So the calls to dump Palin from the ticket will now stop, except among those hardy Republicans who actually care about her qualifications to be president. (President! Remember that's what we're talking about here, not some high-stakes reality show. In theory, Sarah Palin could be signing executive orders, appointing Supreme Court Justices, and even ordering air strikes on Iran by the time Super Bowl XLIII kicks off in Tampa on February 1. The debate's seemingly-cowed moderator, Gwen Ifill, did disappointingly little to bring that scenario to life.) And with her debate prep and the drip -drip of her network interview gaffes behind her, Palin can now return to whipping up conservative crowds on the stump and charming the obsequious hosts of right-wing talk radio.

Yet what Palin did to actually help--as opposed to not hurting--John McCain is a different question.

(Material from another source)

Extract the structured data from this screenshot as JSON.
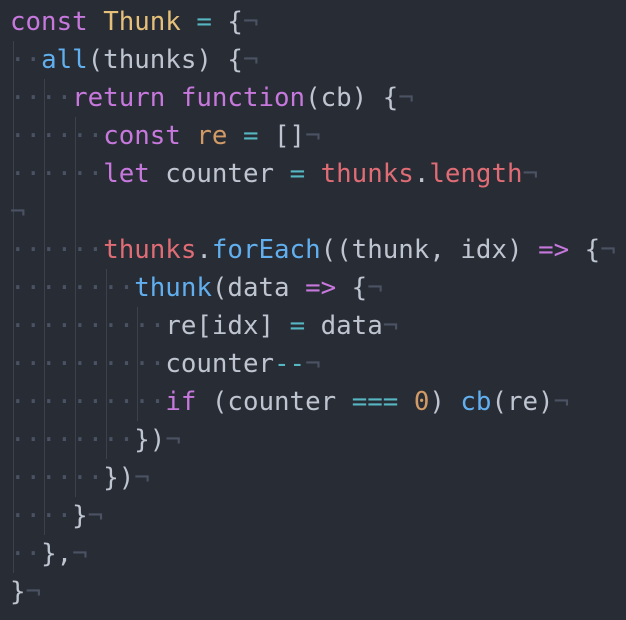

It's hard to imagine that anything happened last night which dims Barack Obama's very sunny prospects. Palin certainly didn't introduce any damning new facts about Obama's record, or even particularly clever new iterations of old ones. John McCain may have gone to bed last night pleased with the thought that Palin didn't melt down. But as Palin would say, that's looking backwards. Ahead of McCain now is a gruesome tableau, mainly consisting at the moment of the financial crisis, still convulsing on the table like a trauma patient, with McCain in the role of a hapless doctor tangled up in his own stethoscope. Given that prospects for a clean House vote on a financial bailout package are still uncertain, the campaign is sure to spend at least a few more days stuck on an issue that eats away McCain's poll numbers like acid. Meanwhile McCain's team is writing off Michigan as lost, and is now placing bets on weird scenarios like stealing away northern Maine's one electoral vote. In recent days McCain's cranky demeanor has increasingly suggested a man with a sense of creeping doom: He refused to look at Obama during last Friday's debate and frostily accepted his greeting on the Senate floor Wednesday night; he snapped and groused at the Des Moines Register's editorial board; and in B-roll footage of his meanderings around the Capitol hallways these past few days, he has seemed to be grimacing with annoyance (a stark contrast to his rival's unfailingly winning smiles). So, yes, Sarah Palin saved herself tonight. But John McCain is the one who really needs to be saved, and soon it will be too late for that.